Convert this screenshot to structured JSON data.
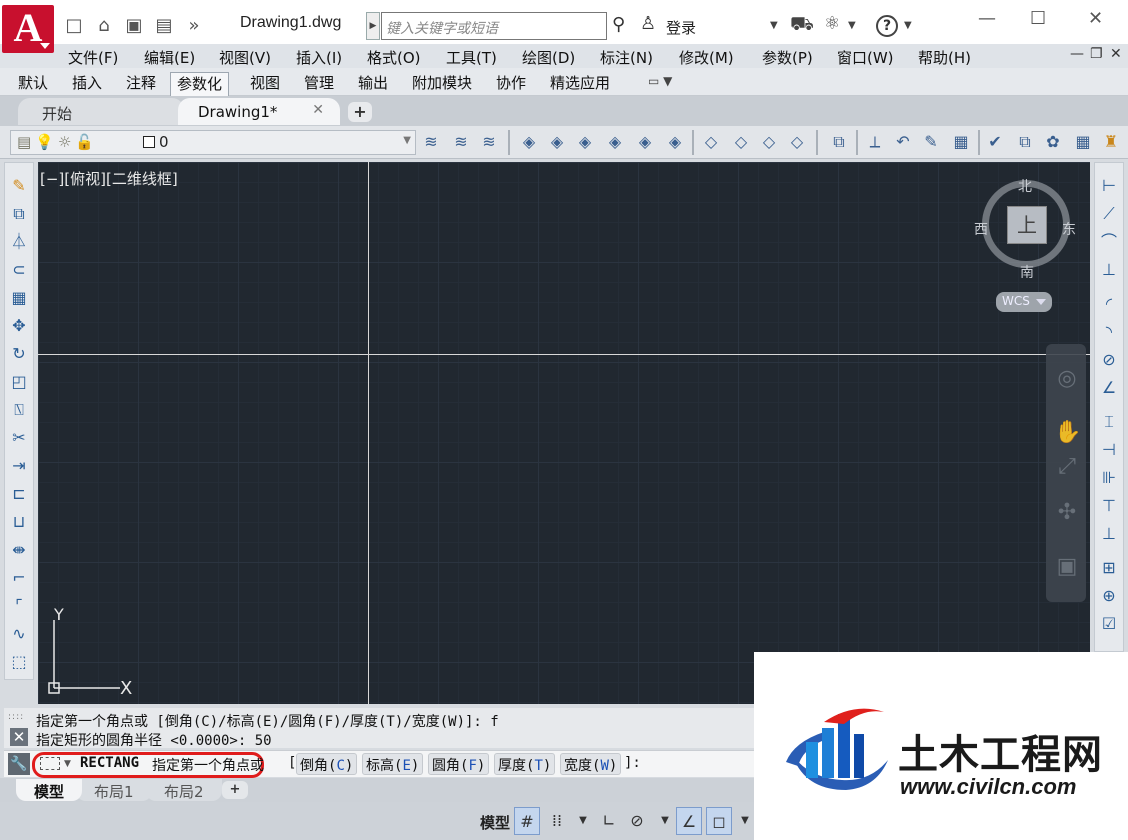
{
  "title_bar": {
    "app_logo": "A",
    "doc_title": "Drawing1.dwg",
    "search_placeholder": "键入关键字或短语",
    "login": "登录"
  },
  "menu": [
    "文件(F)",
    "编辑(E)",
    "视图(V)",
    "插入(I)",
    "格式(O)",
    "工具(T)",
    "绘图(D)",
    "标注(N)",
    "修改(M)",
    "参数(P)",
    "窗口(W)",
    "帮助(H)"
  ],
  "ribbon_tabs": [
    "默认",
    "插入",
    "注释",
    "参数化",
    "视图",
    "管理",
    "输出",
    "附加模块",
    "协作",
    "精选应用"
  ],
  "ribbon_active": "参数化",
  "doc_tabs": {
    "start": "开始",
    "drawing": "Drawing1*"
  },
  "layer": {
    "name": "0"
  },
  "viewport": {
    "label": "[−][俯视][二维线框]",
    "viewcube": {
      "top": "上",
      "north": "北",
      "south": "南",
      "east": "东",
      "west": "西",
      "wcs": "WCS"
    },
    "ucs": {
      "x": "X",
      "y": "Y"
    }
  },
  "command": {
    "history": [
      "指定第一个角点或 [倒角(C)/标高(E)/圆角(F)/厚度(T)/宽度(W)]: f",
      "指定矩形的圆角半径 <0.0000>: 50"
    ],
    "current_command": "RECTANG",
    "prompt": "指定第一个角点或",
    "options": [
      {
        "label": "倒角",
        "key": "C"
      },
      {
        "label": "标高",
        "key": "E"
      },
      {
        "label": "圆角",
        "key": "F"
      },
      {
        "label": "厚度",
        "key": "T"
      },
      {
        "label": "宽度",
        "key": "W"
      }
    ]
  },
  "layout_tabs": [
    "模型",
    "布局1",
    "布局2"
  ],
  "status": {
    "model": "模型"
  },
  "watermark": {
    "name": "土木工程网",
    "url": "www.civilcn.com"
  },
  "colors": {
    "canvas": "#212830",
    "highlight": "#e01c1c",
    "logo_red": "#c8102e",
    "option_key": "#1a4fb5"
  }
}
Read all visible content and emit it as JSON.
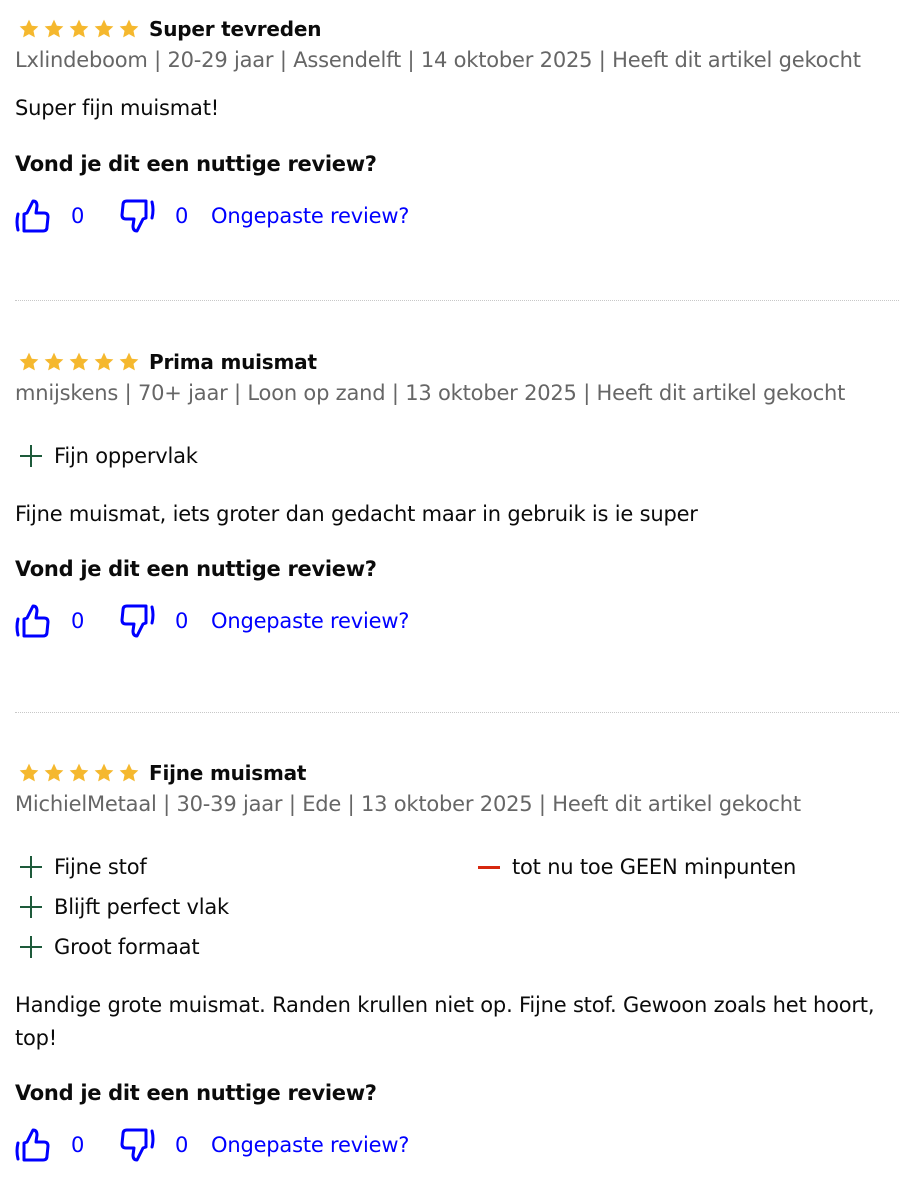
{
  "colors": {
    "star": "#F5B82E",
    "link": "#0000FF",
    "meta": "#666666",
    "plus": "#1D5A3A",
    "minus": "#D6280F"
  },
  "reviews": [
    {
      "rating": 5,
      "title": "Super tevreden",
      "meta": "Lxlindeboom | 20-29 jaar | Assendelft | 14 oktober 2025 | Heeft dit artikel gekocht",
      "pros": [],
      "cons": [],
      "body": "Super fijn muismat!",
      "helpful_question": "Vond je dit een nuttige review?",
      "helpful_count": "0",
      "unhelpful_count": "0",
      "report_label": "Ongepaste review?"
    },
    {
      "rating": 5,
      "title": "Prima muismat",
      "meta": "mnijskens | 70+ jaar | Loon op zand | 13 oktober 2025 | Heeft dit artikel gekocht",
      "pros": [
        "Fijn oppervlak"
      ],
      "cons": [],
      "body": "Fijne muismat, iets groter dan gedacht maar in gebruik is ie super",
      "helpful_question": "Vond je dit een nuttige review?",
      "helpful_count": "0",
      "unhelpful_count": "0",
      "report_label": "Ongepaste review?"
    },
    {
      "rating": 5,
      "title": "Fijne muismat",
      "meta": "MichielMetaal | 30-39 jaar | Ede | 13 oktober 2025 | Heeft dit artikel gekocht",
      "pros": [
        "Fijne stof",
        "Blijft perfect vlak",
        "Groot formaat"
      ],
      "cons": [
        "tot nu toe GEEN minpunten"
      ],
      "body": "Handige grote muismat. Randen krullen niet op. Fijne stof. Gewoon zoals het hoort, top!",
      "helpful_question": "Vond je dit een nuttige review?",
      "helpful_count": "0",
      "unhelpful_count": "0",
      "report_label": "Ongepaste review?"
    }
  ]
}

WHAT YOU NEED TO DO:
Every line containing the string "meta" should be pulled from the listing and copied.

RESPONSE BELOW:
    "meta": "#666666",
      "meta": "Lxlindeboom | 20-29 jaar | Assendelft | 14 oktober 2025 | Heeft dit artikel gekocht",
      "meta": "mnijskens | 70+ jaar | Loon op zand | 13 oktober 2025 | Heeft dit artikel gekocht",
      "meta": "MichielMetaal | 30-39 jaar | Ede | 13 oktober 2025 | Heeft dit artikel gekocht",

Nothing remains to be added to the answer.